To highlight NASA's budget problems, the agency apparently is considering ending the Cassini mission at Saturn without completing it's current mission planned to end in 2017.  This tidbit comes from the meeting announcement for the next Outer Planets Analysis Group (OPAG) meeting: "NASA has entered an era of strong fiscal constraints, and is struggling to maintain its commitments to missions in development and in flight. Community input will be vital in preserving robust Outer Planets Exploration. This OPAG meeting accordingly will focus on threats to the Cassini Solstice mission, implementation of the Planetary Science Decadal Survey, an update on European plans, and studies of potential missions to Europa." (

Saturday, October 1, 2011

Mars Program Troubles

For the last week and half, I've been travelling and away from the internet. I have briefly reconnected to check on family (fine) and the planetary program (not so fine).  Three articles (see below) break the news that NASA will not be able to contribute a launcher, as planned, for the joint ESA-NASA 2016 orbiter.  It appears that ESA will be unable to continue with this mission unless it can convince Russia to provide the launch.

To briefly recap the previous plan, ESA and NASA had planned a 2016 orbiter that would provide atmospheric composition studies to settle the question of methane in the atmosphere and to act as a communications relay for future missions. A joint 2018 rover mission would collect samples for a possible return mission while carrying out a sophisticated in situ search for life, present or past.

According to the news reports, ESA and NASA are still considering the 2018 rover mission with a simplified communications orbiter.

Aviation Week summarizes the reaction among U.S. scientists with this quote: “The European Space Agency is willing to put €850 million [$1.16 billion] to collaborate with us. But for reasons unknown, somewhere in the administration somebody is refusing to release the letter that would allow the head of ESA to collaborate with NASA Administrator Charles Bolden,” Hubbard says. “Why on Earth would you refuse to allow over $1 billion of funding? It borders on the irresponsible.”

Editorial thoughts: Budget politics in the United States are, to put it in terms that avoid stronger four letter words, a mess. The two political parties have opposing views on future spending, and seem to have lost the ability to compromise.  At the same time, NASA reportedly has prioritized the James Webb Space Telescope as its must do science mission, which may reduce funds available for planetary missions.  Between these two rocks, the planetary program is navigating uncertain budgetary waters and may not be able commit to a large project. It may take one or two more election cycles before the planetary budget has a firm course, and that may be at a much lower level than today.

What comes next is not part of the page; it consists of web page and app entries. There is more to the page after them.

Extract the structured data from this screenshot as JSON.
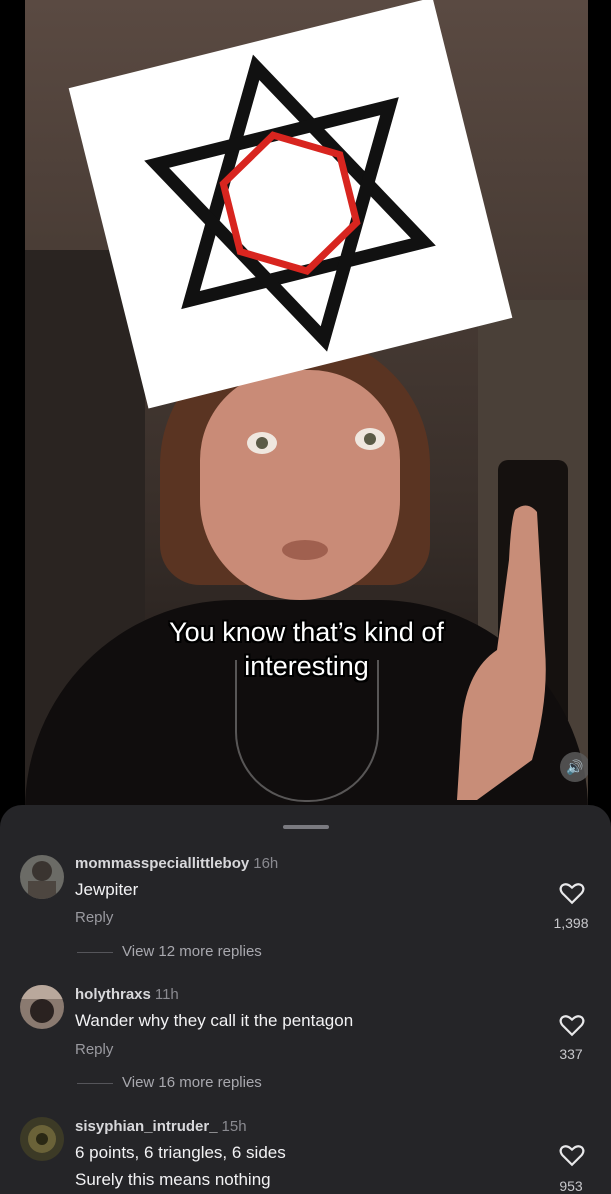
{
  "video": {
    "caption_line1": "You know that’s kind of",
    "caption_line2": "interesting",
    "mute_icon": "speaker-icon"
  },
  "comments": [
    {
      "username": "mommasspeciallittleboy",
      "time": "16h",
      "text": "Jewpiter",
      "reply_label": "Reply",
      "likes": "1,398",
      "view_more": "View 12 more replies"
    },
    {
      "username": "holythraxs",
      "time": "11h",
      "text": "Wander why they call it the pentagon",
      "reply_label": "Reply",
      "likes": "337",
      "view_more": "View 16 more replies"
    },
    {
      "username": "sisyphian_intruder_",
      "time": "15h",
      "text_line1": "6 points, 6 triangles, 6 sides",
      "text_line2": "Surely this means nothing",
      "likes": "953"
    }
  ],
  "colors": {
    "sheet_bg": "#252528",
    "star": "#111111",
    "hexagon": "#d8251f"
  }
}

Articles covering this story:

Aviation Week and Space Technology

Space News (most in depth article)

Universe Today

Notes: I will still be traveling for the next two weeks, so posts will be infrequent for a while.